Limited Ability to Activate Protein C Confers Left Atrial Endocardium A Thrombogenic Phenotype
A Role in Cardioembolic Stroke?
Background and Purpose—Atrial fibrillation is the most important risk factor for cardioembolic stroke. Thrombi form in the left atrial appendage rather than in the right. The causes of this different thrombogenicity are not well-understood. The goal herein was to compare the activation of the anticoagulant protein C and the thrombomodulin and endothelial protein C receptor/activated protein C receptor expression on the endocardium between right and left atria.
Methods—We harvested the atria of 6 monkeys (Macaca fascicularis) and quantified their ability to activate protein C ex vivo and we measured the thrombomodulin and endothelial protein C receptor expression by immunofluorescence.
Results—We found the ability to activate protein C decreased by half (P=0.028) and there was lower expression of thrombomodulin in the left atrial endocardium than the right (52.5±19.9 and 72.1±18.8 arbitrary intensity units, mean±standard deviation; P=0.028). No differences were detected in endothelial protein C receptor expression.
Conclusions—Impaired protein C activation on the left atrial endocardium attributable to low thrombomodulin expression may explain its higher thrombogenicity and play a role in cardioembolic stroke.

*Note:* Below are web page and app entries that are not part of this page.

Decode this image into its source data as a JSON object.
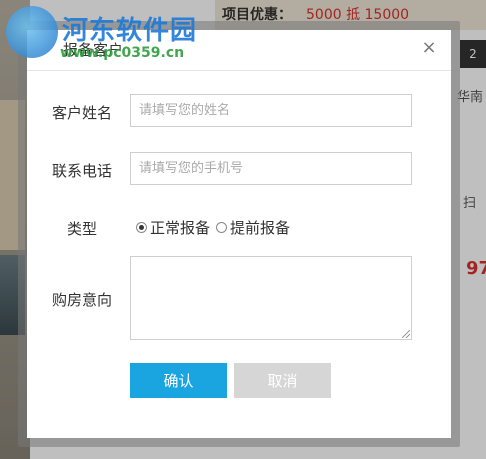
{
  "background": {
    "promo_label": "项目优惠：",
    "promo_value": "5000 抵 15000",
    "right_text_1": "华南",
    "right_text_2": "扫",
    "right_number": "97",
    "right_box": "2"
  },
  "watermark": {
    "title": "河东软件园",
    "url": "www.pc0359.cn"
  },
  "modal": {
    "title": "报备客户",
    "close_icon": "×",
    "fields": {
      "name_label": "客户姓名",
      "name_placeholder": "请填写您的姓名",
      "phone_label": "联系电话",
      "phone_placeholder": "请填写您的手机号",
      "type_label": "类型",
      "type_options": [
        "正常报备",
        "提前报备"
      ],
      "type_selected": "正常报备",
      "intent_label": "购房意向"
    },
    "buttons": {
      "confirm": "确认",
      "cancel": "取消"
    }
  },
  "colors": {
    "confirm_button": "#1aa5e0",
    "cancel_button": "#d6d6d6",
    "promo_red": "#d9322e"
  }
}
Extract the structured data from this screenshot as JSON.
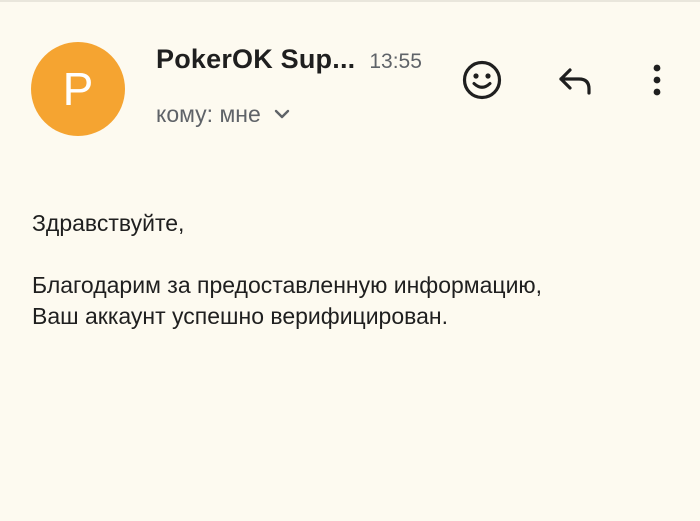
{
  "header": {
    "avatar_letter": "P",
    "sender_name": "PokerOK Sup...",
    "time": "13:55",
    "recipient_label": "кому: мне"
  },
  "icons": {
    "avatar": "avatar",
    "recipient_details": "chevron-down-icon",
    "emoji": "emoji-smile-icon",
    "reply": "reply-icon",
    "more": "more-vert-icon"
  },
  "message": {
    "greeting": "Здравствуйте,",
    "line1": "Благодарим за предоставленную информацию,",
    "line2": "Ваш аккаунт успешно верифицирован."
  },
  "colors": {
    "background": "#fdfaf0",
    "avatar": "#f5a431",
    "text": "#1f1f1f",
    "secondary_text": "#5f6368"
  }
}
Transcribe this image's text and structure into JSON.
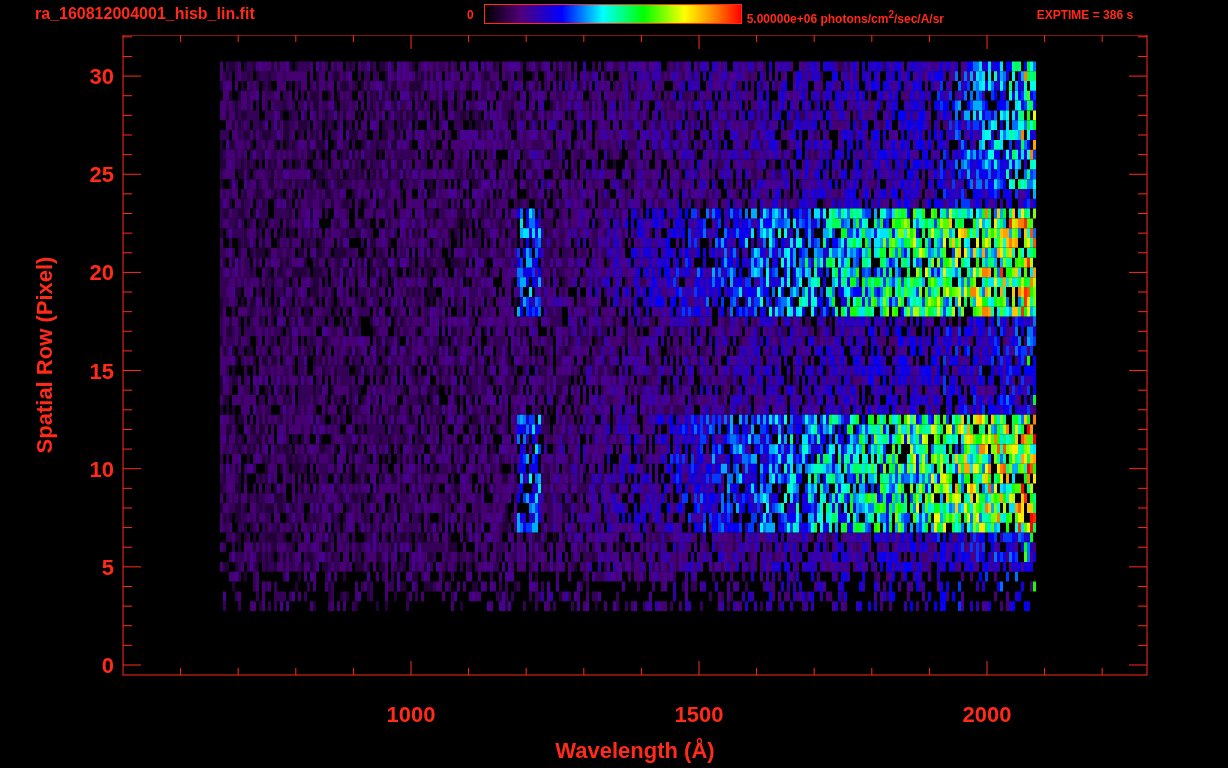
{
  "header": {
    "title": "ra_160812004001_hisb_lin.fit",
    "colorbar": {
      "min_label": "0",
      "max_label": "5.00000e+06 photons/cm$^{2}$/sec/A/sr"
    },
    "exposure": "EXPTIME = 386 s"
  },
  "plot": {
    "xlabel": "Wavelength (Å)",
    "ylabel": "Spatial Row (Pixel)",
    "xticks": [
      "1000",
      "1500",
      "2000"
    ],
    "yticks": [
      "30",
      "25",
      "20",
      "15",
      "10",
      "5",
      "0"
    ]
  }
}
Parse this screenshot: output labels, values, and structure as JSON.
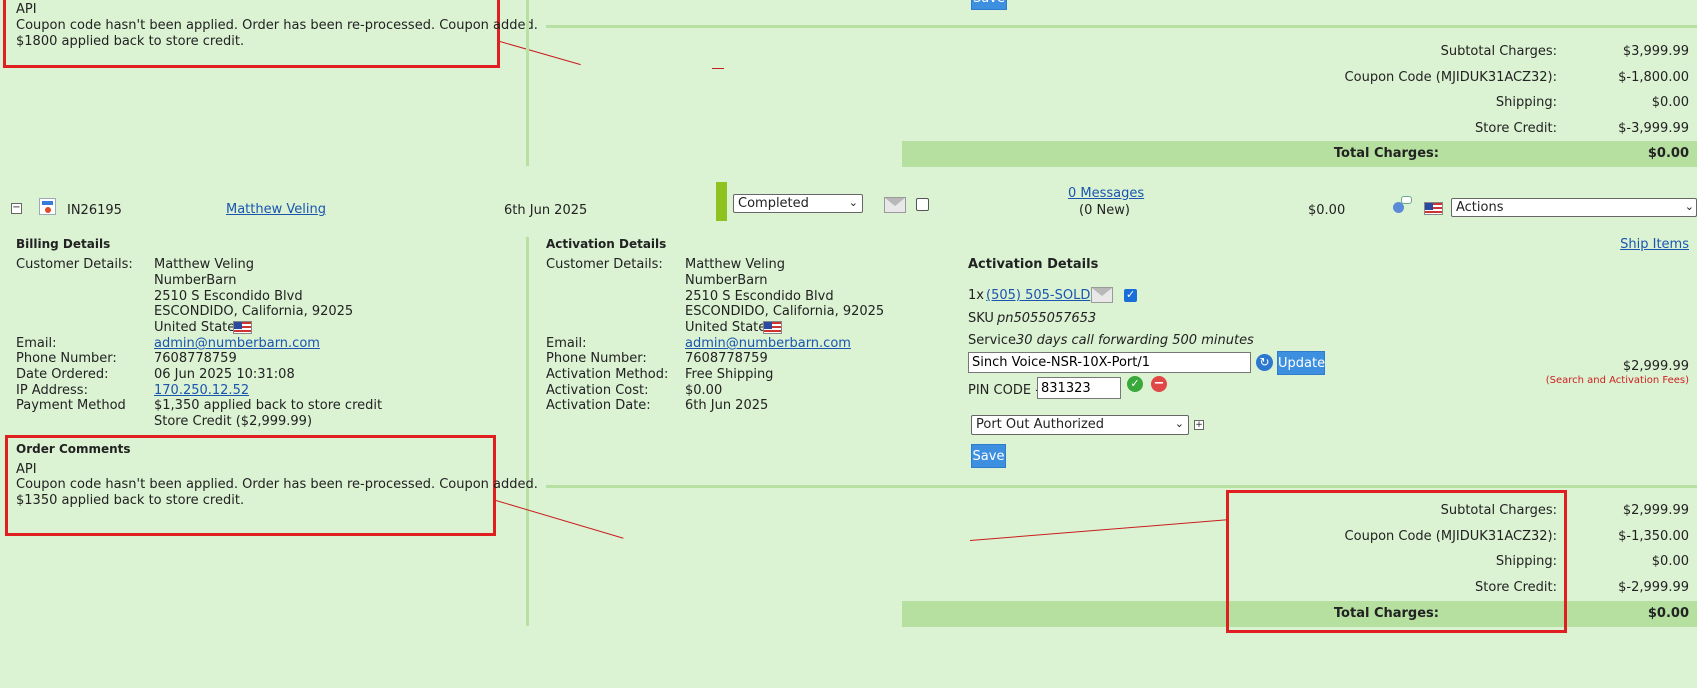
{
  "top_section": {
    "comment_source": "API",
    "comment_line1": "Coupon code hasn't been applied. Order has been re-processed. Coupon added.",
    "comment_line2": "$1800 applied back to store credit.",
    "save_label": "Save",
    "totals": {
      "subtotal_label": "Subtotal Charges:",
      "subtotal_value": "$3,999.99",
      "coupon_label": "Coupon Code (MJIDUK31ACZ32):",
      "coupon_value": "$-1,800.00",
      "shipping_label": "Shipping:",
      "shipping_value": "$0.00",
      "store_credit_label": "Store Credit:",
      "store_credit_value": "$-3,999.99",
      "total_label": "Total Charges:",
      "total_value": "$0.00"
    }
  },
  "order_row": {
    "toggle": "−",
    "order_id": "IN26195",
    "customer_name": "Matthew Veling",
    "date": "6th Jun 2025",
    "status": "Completed",
    "messages_link": "0 Messages",
    "messages_new": "(0 New)",
    "amount": "$0.00",
    "actions": "Actions"
  },
  "billing": {
    "heading": "Billing Details",
    "customer_details_label": "Customer Details:",
    "name": "Matthew Veling",
    "company": "NumberBarn",
    "street": "2510 S Escondido Blvd",
    "city": "ESCONDIDO, California, 92025",
    "country": "United States",
    "email_label": "Email:",
    "email": "admin@numberbarn.com",
    "phone_label": "Phone Number:",
    "phone": "7608778759",
    "date_ordered_label": "Date Ordered:",
    "date_ordered": "06 Jun 2025 10:31:08",
    "ip_label": "IP Address:",
    "ip": "170.250.12.52",
    "payment_label": "Payment Method",
    "payment_line1": "$1,350 applied back to store credit",
    "payment_line2": "Store Credit ($2,999.99)"
  },
  "order_comments": {
    "heading": "Order Comments",
    "source": "API",
    "line1": "Coupon code hasn't been applied. Order has been re-processed. Coupon added.",
    "line2": "$1350 applied back to store credit."
  },
  "activation": {
    "heading": "Activation Details",
    "customer_details_label": "Customer Details:",
    "name": "Matthew Veling",
    "company": "NumberBarn",
    "street": "2510 S Escondido Blvd",
    "city": "ESCONDIDO, California, 92025",
    "country": "United States",
    "email_label": "Email:",
    "email": "admin@numberbarn.com",
    "phone_label": "Phone Number:",
    "phone": "7608778759",
    "method_label": "Activation Method:",
    "method": "Free Shipping",
    "cost_label": "Activation Cost:",
    "cost": "$0.00",
    "date_label": "Activation Date:",
    "date": "6th Jun 2025"
  },
  "activation_item": {
    "heading": "Activation Details",
    "qty": "1x",
    "number_link": "(505) 505-SOLD",
    "sku_label": "SKU",
    "sku": "pn5055057653",
    "service_label": "Service",
    "service": "30 days call forwarding 500 minutes",
    "carrier_value": "Sinch Voice-NSR-10X-Port/1",
    "update_label": "Update",
    "pin_label": "PIN CODE -",
    "pin_value": "831323",
    "port_status": "Port Out Authorized",
    "plus": "+",
    "save_label": "Save",
    "ship_items": "Ship Items",
    "price": "$2,999.99",
    "fee_note": "(Search and Activation Fees)"
  },
  "bottom_totals": {
    "subtotal_label": "Subtotal Charges:",
    "subtotal_value": "$2,999.99",
    "coupon_label": "Coupon Code (MJIDUK31ACZ32):",
    "coupon_value": "$-1,350.00",
    "shipping_label": "Shipping:",
    "shipping_value": "$0.00",
    "store_credit_label": "Store Credit:",
    "store_credit_value": "$-2,999.99",
    "total_label": "Total Charges:",
    "total_value": "$0.00"
  },
  "colors": {
    "background": "#dbf2d3",
    "highlight_red": "#e02020",
    "total_bar": "#b5e0a0",
    "status_green": "#8dc21f",
    "link_blue": "#1a55b0",
    "button_blue": "#3d8fe0",
    "fee_red": "#d02020"
  }
}
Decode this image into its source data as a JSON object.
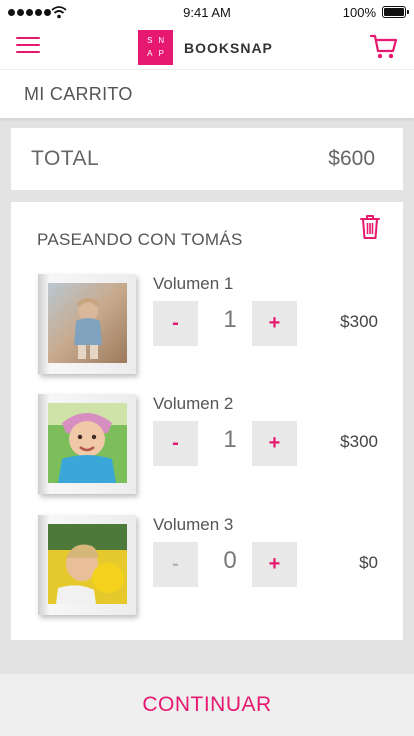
{
  "status_bar": {
    "time": "9:41 AM",
    "battery": "100%"
  },
  "header": {
    "logo_letters": [
      "S",
      "N",
      "A",
      "P"
    ],
    "brand": "BOOKSNAP"
  },
  "page_title": "MI CARRITO",
  "total": {
    "label": "TOTAL",
    "amount": "$600"
  },
  "book": {
    "title": "PASEANDO CON TOMÁS",
    "items": [
      {
        "volume": "Volumen 1",
        "minus": "-",
        "quantity": "1",
        "plus": "+",
        "price": "$300"
      },
      {
        "volume": "Volumen 2",
        "minus": "-",
        "quantity": "1",
        "plus": "+",
        "price": "$300"
      },
      {
        "volume": "Volumen 3",
        "minus": "-",
        "quantity": "0",
        "plus": "+",
        "price": "$0"
      }
    ]
  },
  "continue_label": "CONTINUAR",
  "colors": {
    "accent": "#e6186f",
    "background": "#e3e3e3",
    "button_bg": "#e8e8e8"
  },
  "icons": [
    "signal-icon",
    "wifi-icon",
    "battery-icon",
    "menu-icon",
    "cart-icon",
    "trash-icon"
  ]
}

- Received January 19, 2011.
- Accepted February 28, 2011.
- © 2011 American Heart Association, Inc.